Credit card debt is sabotaging your retirement.
A recent study by CreditCards.com found 48% of credit card holders have no idea what interest rate they are paying.
Chances are if you don’t know your rate, it’s probably not the lowest! To get the best interest rate, you would’ve had to do a little research and negotiation.
What you don’t know about your credit cards can hurt you.
If you are a late starter to saving for retirement, you need your money working for you not against you.
Turns out Baby Boomers carry an average balance of about $7,500 on their credit cards, according to the survey. What does that translate to in terms of dollars? With a credit card balance of $7,500 at an average percentage rate of 16.15%, that’s almost $1,200 a year.
What can you do with that money instead to move the needle and retire earlier?
- Bump up your 401(k) by $100/mo.
- Set up an automatic investment of $100/mo to your Roth IRA (if you qualify)
- Send $100/mo automatically to your emergency fund
- Save $100/mo toward a vacation fund so you don’t need to use your credit card for vacation
How do you start to pay off your credit cards?
The absolute first step to getting out of credit card debt is to stop using credit cards.
Avoid the temptation to immediately throw all of the available cash at your credit card debt, however. The key to long-term success is to have an emergency fund to tap into (so you don’t have to use the cards.)
Four step plan to getting out of credit card debt.
1. Make a list of your credit cards noting your current balance, interest rate, and minimum payments.
2. Find a specific dollar amount from saving in your budget each month or bringing in extra money (such as earnings from a side gig.)
3. Sell something you don’t use anymore so you can get a jump start on the payoff.
4. With these “found funds” use a dual-pronged approach to get out of debt – save for emergencies and pay down debt at the same time.
If you don’t have an emergency fund of at least one month’s expenses, start there. Pay the minimum on your cards (which you aren’t using.) Once you build your emergency fund to one month’s expenses, split your contribution toward savings and paying down credit card debt.
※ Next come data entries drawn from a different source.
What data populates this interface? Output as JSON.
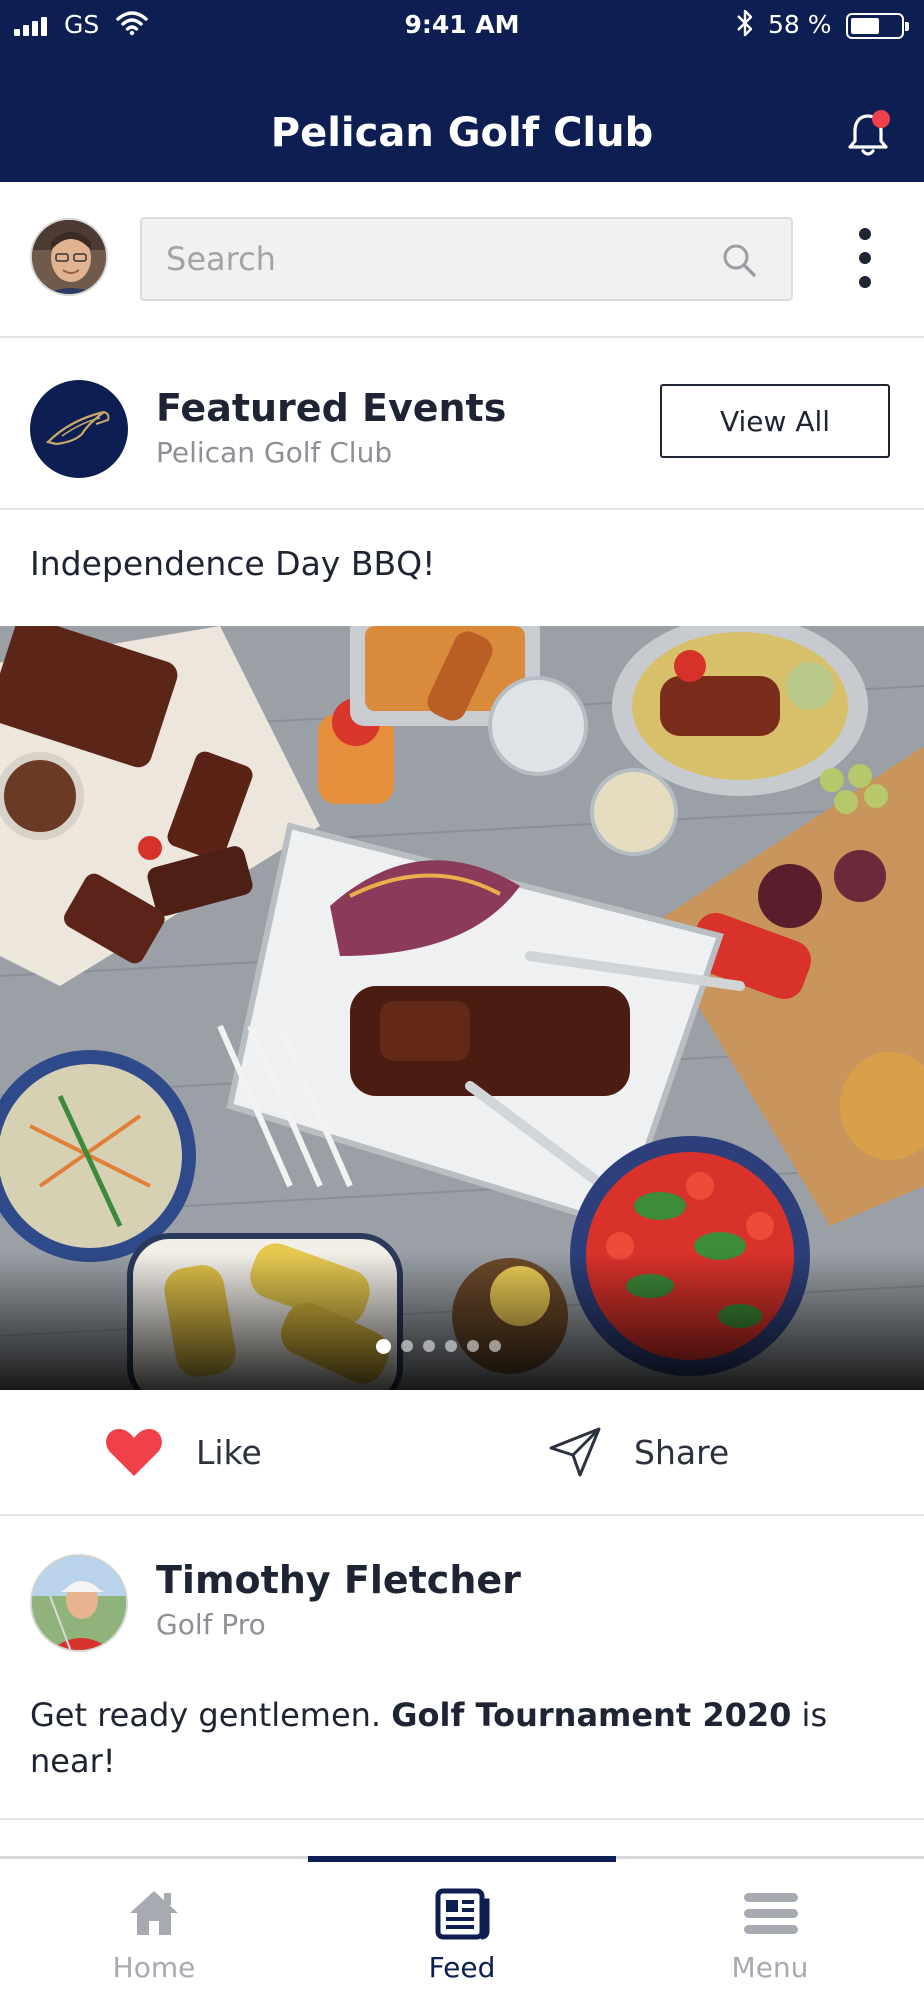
{
  "status_bar": {
    "carrier": "GS",
    "time": "9:41 AM",
    "battery": "58 %"
  },
  "header": {
    "title": "Pelican Golf Club"
  },
  "search": {
    "placeholder": "Search"
  },
  "featured": {
    "title": "Featured Events",
    "subtitle": "Pelican Golf Club",
    "view_all_label": "View All"
  },
  "event": {
    "title": "Independence Day BBQ!",
    "carousel": {
      "total": 6,
      "active_index": 0
    }
  },
  "actions": {
    "like_label": "Like",
    "share_label": "Share"
  },
  "post": {
    "author": "Timothy Fletcher",
    "role": "Golf Pro",
    "text_before": "Get ready gentlemen. ",
    "text_bold": "Golf Tournament 2020",
    "text_after": " is near!"
  },
  "tabs": [
    {
      "label": "Home",
      "icon": "home-icon",
      "active": false
    },
    {
      "label": "Feed",
      "icon": "feed-icon",
      "active": true
    },
    {
      "label": "Menu",
      "icon": "menu-icon",
      "active": false
    }
  ],
  "colors": {
    "brand_navy": "#0c1e52",
    "like_red": "#f0414b",
    "notification_dot": "#f0414b",
    "inactive_tab": "#a7aab0"
  }
}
This way if your refrigerator dies, you can pay for a new one out of pocket rather than putting it on a card.
Once you have three month’s expenses in an emergency fund, throw everything you can at the credit card debt.
How do you find money to pay down debt?
Look closely at your spending patterns and find a relatively easy win.
For example, a former client, a single guy working in the tech industry in Northern California, was making great money but spent most of it. He also had $20K in credit card debt and wanted to turn his financial life around.
Taking a quick look at his spending, I saw a way he could easily cut spending — convenience food! Eating out for breakfast, lunch, and dinner, he was spending $2K/mo. on food. When he wasn’t dining out, he was calling it in.
His financial plan was to learn to cook! If he cooked dinner at least three times a week, brought his lunch and made a quick and easy breakfast, he could save at least $1K/mo.
“Breakfast is easy,” I said. “Head to the grocery store and buy some instant oatmeal so you have it on hand. Then fire up your coffee maker in the morning. If you don’t want to eat at home, stash the breakfast makings at the office.”
Learn to cook 2-3 staples such as spaghetti and meatballs, sauteed chicken breasts, and fajitas with rice and beans. Have a family member or a friend teach you some basic staples that are quick and easy to make. Stock up on the supplies so you always have them on hand, then bring your leftovers for lunch the next day.
With some groceries and a few new skills, he could save $1,000/mo on food.
Check out this related post – Advice I’d Give My 20-Year-Old Self: Bring Your Lunch And Go To Paris
Change your money mindset.
This worked for my client because he also changed his thinking. He was a computer programmer for a startup and worked long hours. Every hour he focused on his business was an hour that got him closer to a long-term financial payoff in terms of a bonus and appreciation of his stock options.
It didn’t have to be “either – or.” While he appreciated the convenience of grabbing food on the go, he could have both convenience (making instant oatmeal at work) and cost savings. With easy to cook meals, he wasn’t taking time away from his high-pressure job.
While you may not be spending $2,000/mo on food for yourself, there may be areas where you can reduce your spending, too. Look at your outflow and find at least one area you can cut.
We’re cutting our food budget. In our weekly money meeting, my husband and I decided to “eat up the freezer” this summer. To trim our food budget, we’re going to plan out our meals better and defrost what’s in our freezer.
Check out this related post – These Five Money Moves Will Make You Wealthier
This last step is vital. Use the found money toward your financial goals.
When you save money in your budget or earn extra money on your side gig, you have to take the step to do something productive with it! Without taking the difference and putting it to use, you will just be spinning your wheels.
Acres of Acorns Money Challenge: What will you do in the next 30 days to reduce your spending? Once you save those funds, how will you put them to work for you to build your emergency fund and pay off your credit cards?